=== DATA RECORDS ===
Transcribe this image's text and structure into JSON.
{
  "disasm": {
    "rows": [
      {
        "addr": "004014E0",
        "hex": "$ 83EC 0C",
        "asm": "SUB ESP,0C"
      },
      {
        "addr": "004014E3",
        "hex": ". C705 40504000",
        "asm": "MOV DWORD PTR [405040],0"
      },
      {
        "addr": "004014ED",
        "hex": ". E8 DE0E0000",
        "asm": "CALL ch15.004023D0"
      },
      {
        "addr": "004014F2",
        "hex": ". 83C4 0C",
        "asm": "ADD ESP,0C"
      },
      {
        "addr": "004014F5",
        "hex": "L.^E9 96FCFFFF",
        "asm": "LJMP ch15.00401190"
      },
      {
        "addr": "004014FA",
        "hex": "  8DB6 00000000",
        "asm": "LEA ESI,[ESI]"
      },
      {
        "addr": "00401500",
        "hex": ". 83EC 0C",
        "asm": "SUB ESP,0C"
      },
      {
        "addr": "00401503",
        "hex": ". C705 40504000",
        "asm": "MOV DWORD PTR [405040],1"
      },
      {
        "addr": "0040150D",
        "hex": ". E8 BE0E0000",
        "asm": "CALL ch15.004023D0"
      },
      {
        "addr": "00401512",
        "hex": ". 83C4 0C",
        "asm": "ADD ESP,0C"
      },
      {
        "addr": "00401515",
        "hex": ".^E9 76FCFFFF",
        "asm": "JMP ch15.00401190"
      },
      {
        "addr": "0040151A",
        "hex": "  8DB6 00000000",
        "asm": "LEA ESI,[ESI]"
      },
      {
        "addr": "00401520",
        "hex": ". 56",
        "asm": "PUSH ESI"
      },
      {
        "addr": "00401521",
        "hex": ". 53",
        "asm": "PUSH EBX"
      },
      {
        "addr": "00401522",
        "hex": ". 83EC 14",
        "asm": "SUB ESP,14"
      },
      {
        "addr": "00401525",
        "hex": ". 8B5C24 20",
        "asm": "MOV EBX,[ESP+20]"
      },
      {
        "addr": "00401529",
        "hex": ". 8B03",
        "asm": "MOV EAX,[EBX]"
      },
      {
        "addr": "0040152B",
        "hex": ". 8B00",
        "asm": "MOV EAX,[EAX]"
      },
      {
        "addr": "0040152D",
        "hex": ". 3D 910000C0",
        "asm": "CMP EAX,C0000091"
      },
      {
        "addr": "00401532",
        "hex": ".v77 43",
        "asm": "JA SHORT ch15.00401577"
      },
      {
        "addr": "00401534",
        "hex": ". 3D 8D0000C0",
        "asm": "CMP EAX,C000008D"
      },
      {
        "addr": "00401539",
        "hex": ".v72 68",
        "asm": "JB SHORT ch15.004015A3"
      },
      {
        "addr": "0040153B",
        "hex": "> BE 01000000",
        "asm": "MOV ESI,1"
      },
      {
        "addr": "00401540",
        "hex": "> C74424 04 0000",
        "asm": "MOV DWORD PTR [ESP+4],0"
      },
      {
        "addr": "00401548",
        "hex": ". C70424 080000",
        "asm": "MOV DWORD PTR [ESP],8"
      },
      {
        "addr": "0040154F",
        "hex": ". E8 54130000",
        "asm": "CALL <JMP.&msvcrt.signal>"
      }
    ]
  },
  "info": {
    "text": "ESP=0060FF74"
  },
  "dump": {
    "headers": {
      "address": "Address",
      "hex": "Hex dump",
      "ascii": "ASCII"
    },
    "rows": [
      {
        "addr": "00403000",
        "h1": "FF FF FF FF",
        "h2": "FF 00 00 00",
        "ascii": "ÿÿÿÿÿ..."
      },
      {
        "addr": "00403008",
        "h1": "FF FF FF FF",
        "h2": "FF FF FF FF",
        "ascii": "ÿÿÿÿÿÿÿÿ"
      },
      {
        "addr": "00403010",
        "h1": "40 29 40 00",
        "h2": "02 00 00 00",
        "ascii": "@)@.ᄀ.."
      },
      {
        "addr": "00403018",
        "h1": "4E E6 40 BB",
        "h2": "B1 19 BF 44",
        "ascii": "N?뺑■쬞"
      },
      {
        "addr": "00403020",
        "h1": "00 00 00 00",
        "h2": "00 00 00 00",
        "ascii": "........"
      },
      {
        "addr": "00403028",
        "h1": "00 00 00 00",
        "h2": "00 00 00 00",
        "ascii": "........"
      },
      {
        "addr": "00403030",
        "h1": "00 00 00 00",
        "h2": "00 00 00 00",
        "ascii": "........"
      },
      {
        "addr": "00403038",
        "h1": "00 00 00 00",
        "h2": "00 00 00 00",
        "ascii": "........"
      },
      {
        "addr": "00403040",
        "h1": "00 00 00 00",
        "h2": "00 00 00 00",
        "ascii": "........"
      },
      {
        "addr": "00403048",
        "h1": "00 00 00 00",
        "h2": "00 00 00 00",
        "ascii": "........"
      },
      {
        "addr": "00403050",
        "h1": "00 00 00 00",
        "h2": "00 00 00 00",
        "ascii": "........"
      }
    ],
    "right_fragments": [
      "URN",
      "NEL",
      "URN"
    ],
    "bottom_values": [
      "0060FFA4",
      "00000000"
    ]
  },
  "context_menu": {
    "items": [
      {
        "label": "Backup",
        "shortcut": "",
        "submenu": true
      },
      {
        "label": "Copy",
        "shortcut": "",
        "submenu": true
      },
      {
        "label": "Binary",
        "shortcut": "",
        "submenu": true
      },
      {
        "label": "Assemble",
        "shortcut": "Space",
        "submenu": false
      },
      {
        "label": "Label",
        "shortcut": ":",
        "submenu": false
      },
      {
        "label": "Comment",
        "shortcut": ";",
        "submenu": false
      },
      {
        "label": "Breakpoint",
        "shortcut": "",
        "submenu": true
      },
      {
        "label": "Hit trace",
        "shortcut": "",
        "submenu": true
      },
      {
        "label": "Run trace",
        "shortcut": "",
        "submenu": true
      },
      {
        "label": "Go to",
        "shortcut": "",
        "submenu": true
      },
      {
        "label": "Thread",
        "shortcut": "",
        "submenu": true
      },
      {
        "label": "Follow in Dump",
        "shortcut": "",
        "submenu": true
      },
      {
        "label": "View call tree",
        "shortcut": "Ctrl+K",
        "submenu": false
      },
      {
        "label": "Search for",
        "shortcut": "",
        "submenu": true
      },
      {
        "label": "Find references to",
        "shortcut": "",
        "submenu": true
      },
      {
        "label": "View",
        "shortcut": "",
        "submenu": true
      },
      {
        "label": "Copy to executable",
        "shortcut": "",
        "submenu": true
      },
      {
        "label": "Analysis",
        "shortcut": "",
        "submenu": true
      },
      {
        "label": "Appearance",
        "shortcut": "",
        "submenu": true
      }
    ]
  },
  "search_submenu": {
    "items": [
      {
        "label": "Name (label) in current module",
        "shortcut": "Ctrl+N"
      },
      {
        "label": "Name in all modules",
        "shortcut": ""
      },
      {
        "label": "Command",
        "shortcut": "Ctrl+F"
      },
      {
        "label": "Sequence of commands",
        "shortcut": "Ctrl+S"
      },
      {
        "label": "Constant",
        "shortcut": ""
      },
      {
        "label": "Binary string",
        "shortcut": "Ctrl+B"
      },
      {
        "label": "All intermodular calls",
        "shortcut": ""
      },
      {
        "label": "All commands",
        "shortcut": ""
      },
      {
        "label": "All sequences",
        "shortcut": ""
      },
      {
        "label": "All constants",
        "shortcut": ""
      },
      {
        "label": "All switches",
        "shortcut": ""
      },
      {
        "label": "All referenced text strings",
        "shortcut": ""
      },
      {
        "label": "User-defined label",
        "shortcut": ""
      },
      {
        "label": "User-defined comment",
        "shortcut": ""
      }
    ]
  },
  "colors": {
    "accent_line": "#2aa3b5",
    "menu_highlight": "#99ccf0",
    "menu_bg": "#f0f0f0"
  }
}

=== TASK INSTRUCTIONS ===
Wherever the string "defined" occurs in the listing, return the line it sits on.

=== EXERCISE RESPONSE ===
        "label": "User-defined label",
        "label": "User-defined comment",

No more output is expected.